Sunday, December 6, 2009


Apostolic availability – A growing Holy unrest in my availability
"Ye shall know the truth, and the truth shall make you free.”--John viii. 32.
How can I make myself available to the mission of the Lord? Often I have asked myself: is my apostolic availability genuine? If not, then in what way can I be genuine? How can I be true to myself and to God? How can I discern the will of God? How will I know the ultimate truth? Can this ultimate truth-principle make me free and detach myself so as to obey the will of God?
Jesus is our ultimate model in and through Him we learn how to discern and obey the Fathers’ will. He deserves all praise, service and glory. He is the goal of our lives. Considering the work of the Holy Spirit in our daily activities, GC 35 has brought out a wonderful document regarding the goal and purpose of life in the Society. It has rejuvenated the spirit within me and to look up to our model-Jesus. Fr. John English, S.J. of the Canadian Province in his article on ‘goal and purpose of life’ invites the Society to uphold the spirit of discernment and thus make oneself available totally to apostolic work. We need to discern our vocation all time by recalling the various life-experiences and learn to appreciate the constant presence of God in our lives. St. Ignatius of Loyola expresses our purpose and goal in this way: God's purpose in creating us is to draw forth from us a response of praise, reverence, and service to God (like that of Christ) and in this way to experience the fullness of being. (Spiritual Exercises: Principle and Foundation).
1. Discerning Interior Movements:
As I begin to discern genuinely, many different interior experiences take place with in me. Some I have never had before. Some are very strange indeed. Yet, it is good to know that other people before me have had similar experiences when trying to discover their vocation. By paying attention to the spirit which is active within, and I try to concentrate on my willingness to listen to the divine. Stubborn heart will not experience the love of God.
2. Overall Goal and Purpose of my Life:
It is important to reflect deeply on the goal and purpose of all human and Christian life. It gives me a vision to my life. This gives me a perspective on life that helps me to find the freedom necessary to make myself available to vocation I am blessed with. ‘Love one another as I have loved you’ should become the motto of my life always.
3. Sense of Identity as the Beloved of God:

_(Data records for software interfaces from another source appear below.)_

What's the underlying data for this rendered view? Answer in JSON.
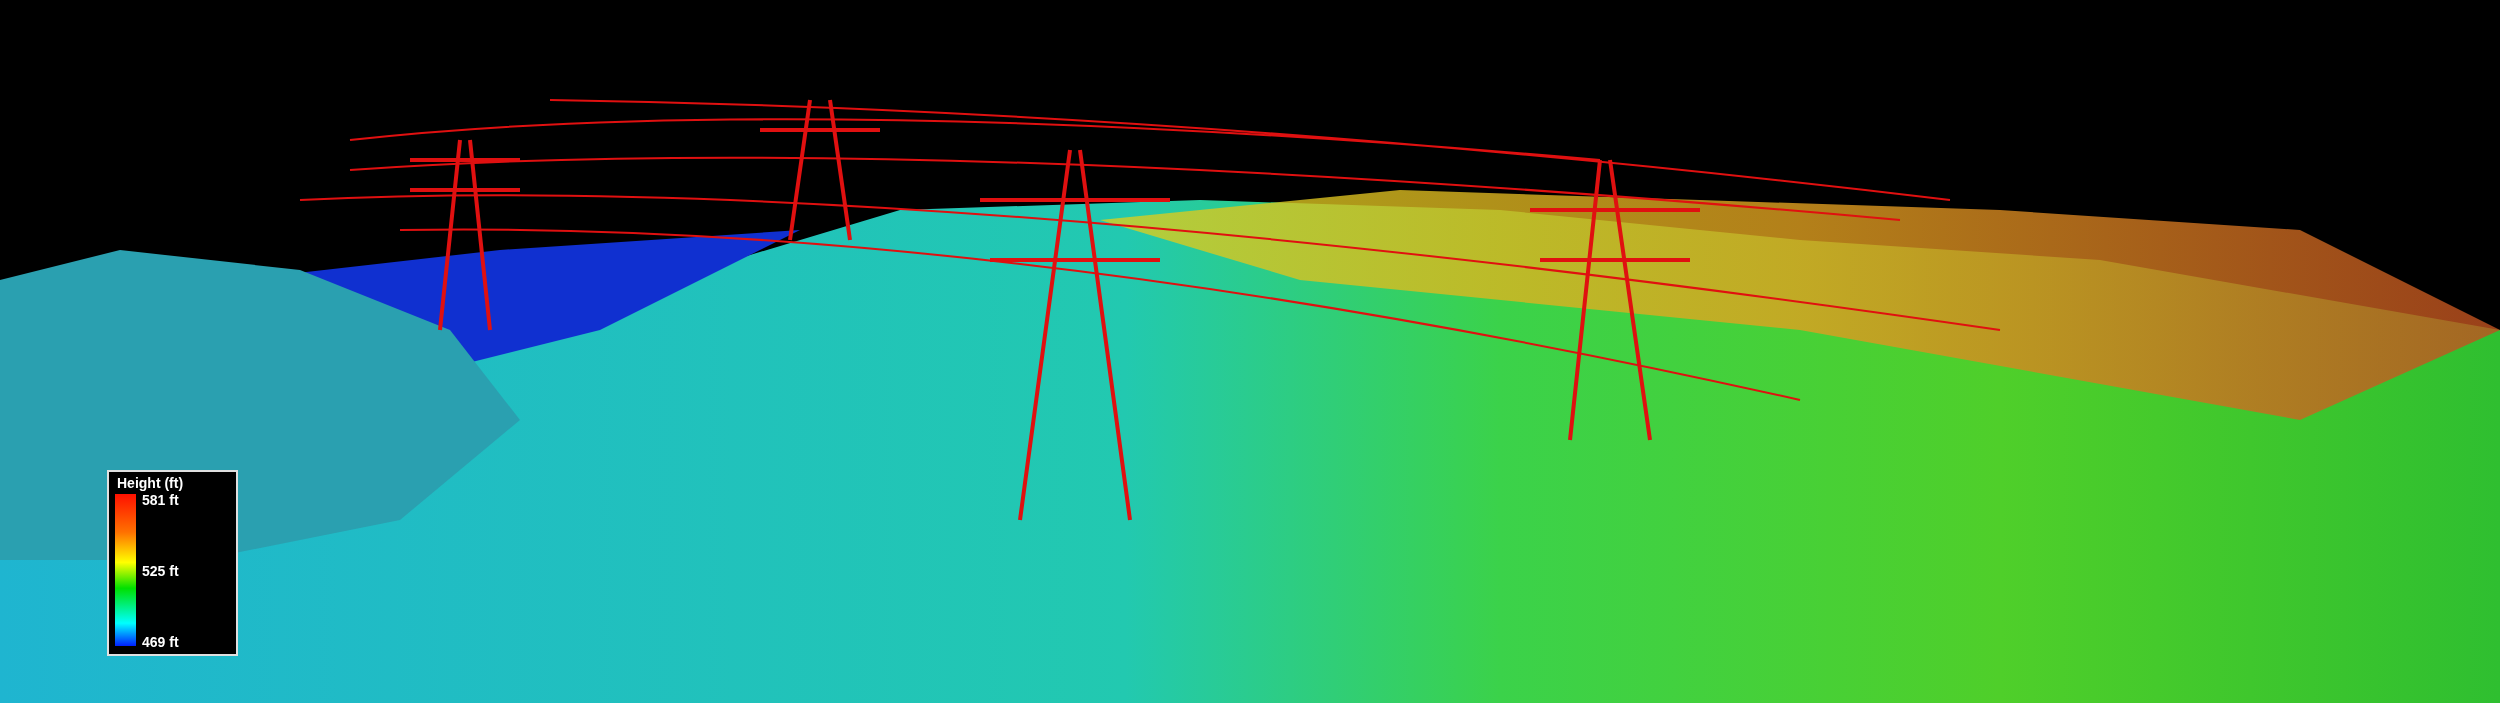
{
  "legend": {
    "title": "Height (ft)",
    "ticks": [
      "581 ft",
      "525 ft",
      "469 ft"
    ]
  }
}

It is in the context of the love of God for each one of us that we set out to discover our vocation. For, it is in response to God's love for me that I will discover God's desire for me. This love of God floods my heart and draws me to him as I serve other men and women in whatever state of their life. It is helpful to reflect prayerfully on the various experiences of my life that indicate God's unique love for me. This knowledge will give me the freedom to be open to whatever vocation I sense God is calling me to be. God cannot fail me. Yet he is beyond my comprehension. So I make an effort to find him in the people I meet every day.

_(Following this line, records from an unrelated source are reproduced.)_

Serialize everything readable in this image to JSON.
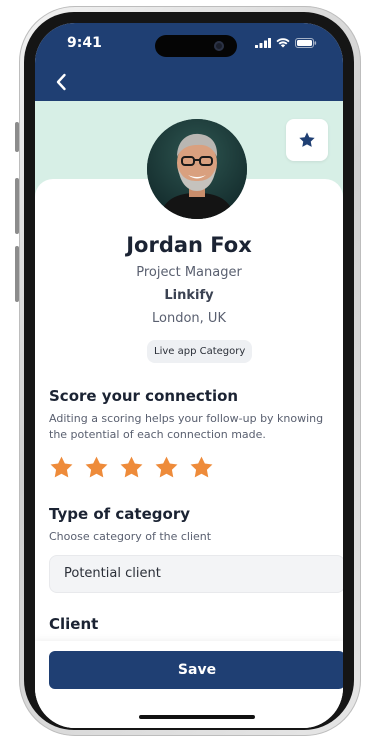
{
  "status_bar": {
    "time": "9:41"
  },
  "colors": {
    "primary": "#1f3f73",
    "mint": "#d7efe6",
    "star": "#ee8b3a"
  },
  "nav": {
    "back_icon": "chevron-left-icon",
    "favorite_icon": "star-icon"
  },
  "profile": {
    "name": "Jordan Fox",
    "role": "Project Manager",
    "company": "Linkify",
    "location": "London, UK",
    "tag": "Live app Category"
  },
  "score": {
    "title": "Score your connection",
    "description": "Aditing a scoring helps your follow-up by knowing the potential of each connection made.",
    "rating": 5,
    "max_rating": 5
  },
  "category": {
    "title": "Type of category",
    "description": "Choose category of the client",
    "selected": "Potential client"
  },
  "client": {
    "title": "Client"
  },
  "actions": {
    "save_label": "Save"
  }
}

4. I Pray for Light and Strength:
I ask the Lord to move my mind and heart that I may better serve him and his people. Once again I realize that this process is carrying me to seek help from God. The help that I need is both in my mind and in my heart. I need both clarity and strength. I need to recognize the ways in which I can best serve the Lord. But I also need the strength to overcome the many fears and obstacles that I and others will put in my path.
5. Diverse cultural impact:

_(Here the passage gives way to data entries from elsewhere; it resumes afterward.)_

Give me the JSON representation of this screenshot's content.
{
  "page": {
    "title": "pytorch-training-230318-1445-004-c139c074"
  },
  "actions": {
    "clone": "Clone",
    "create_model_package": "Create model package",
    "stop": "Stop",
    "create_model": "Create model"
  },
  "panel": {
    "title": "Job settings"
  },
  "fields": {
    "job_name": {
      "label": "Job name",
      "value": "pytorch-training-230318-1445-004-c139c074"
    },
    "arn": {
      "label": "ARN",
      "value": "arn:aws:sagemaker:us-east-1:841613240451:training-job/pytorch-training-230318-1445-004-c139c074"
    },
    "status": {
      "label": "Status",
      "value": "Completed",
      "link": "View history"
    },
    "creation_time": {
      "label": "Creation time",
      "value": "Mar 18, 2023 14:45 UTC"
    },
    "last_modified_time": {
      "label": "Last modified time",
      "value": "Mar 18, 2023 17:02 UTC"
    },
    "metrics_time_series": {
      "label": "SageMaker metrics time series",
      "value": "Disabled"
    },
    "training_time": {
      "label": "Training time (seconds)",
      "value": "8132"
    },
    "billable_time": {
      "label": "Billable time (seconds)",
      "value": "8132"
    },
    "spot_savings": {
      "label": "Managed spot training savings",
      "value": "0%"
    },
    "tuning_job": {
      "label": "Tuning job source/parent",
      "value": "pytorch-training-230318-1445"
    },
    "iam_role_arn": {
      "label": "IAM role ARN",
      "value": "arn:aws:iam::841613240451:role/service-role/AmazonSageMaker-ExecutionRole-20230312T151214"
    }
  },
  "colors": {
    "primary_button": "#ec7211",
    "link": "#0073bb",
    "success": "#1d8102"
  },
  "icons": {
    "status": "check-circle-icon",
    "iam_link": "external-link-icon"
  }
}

We indeed come in touch with people who are intelligent and multifaceted. Ignatius was such a man. In spite of having a lot of relationship problems he had genuinely accepted all people. Like St.Ignatius, we too today live in a multi cultural world which can shape our lives, mould hearts and overcome obstacles and fears. Awareness and adaptability to different cultures truly broaden the horizon of relationships.
6. Accept others:
Accepting others as they are is primary to all relationships. Availability is for the service. I will not be able to serve unless I accept others as they are. All my philosophy training will not make any sense unless I grow in openness which would enable me to know others in truth and justice. If I am open, then I will value others’ presence in my life..
I remind myself often that Jesuit is a person whose mission is to dedicate himself entirely to the service of faith and the promotion of justice, in a communion of life, work and sacrifice with the companions. Life, work and service in the community can give me happiness only when I am open to God’s grace. This life in the community ought to manifest in my apostolic availability. The work I do for the growth and happiness of the community is the key to success in the vineyard of the Lord. The more genuine and serviceable I am to the community, the stronger the power of happiness that I will experience. The spirit of the Society enables me to be available to the needs of the deprived people and of the depleted earth which sustains life at various levels. Availability opens many doors and all doors lead to God who is the ultimate meaning of life.
How would Ignatius respond to today’s challenges is a big question. He surely would have given a depth dimension to the Ignatian spirituality and to the Christian faith. It would not be ‘a bed of roses’ for him either. The world today presents new challenges and we need persons of Ignatius’ caliber to face them squarely. There is a lot of scope for better work in the contemporary world. It is only through the Lord’s help that we can make this world a better place to live. Could we make ourselves available to the Lord’s noble calling today? What is your response? Wish you all a very Happy Advent.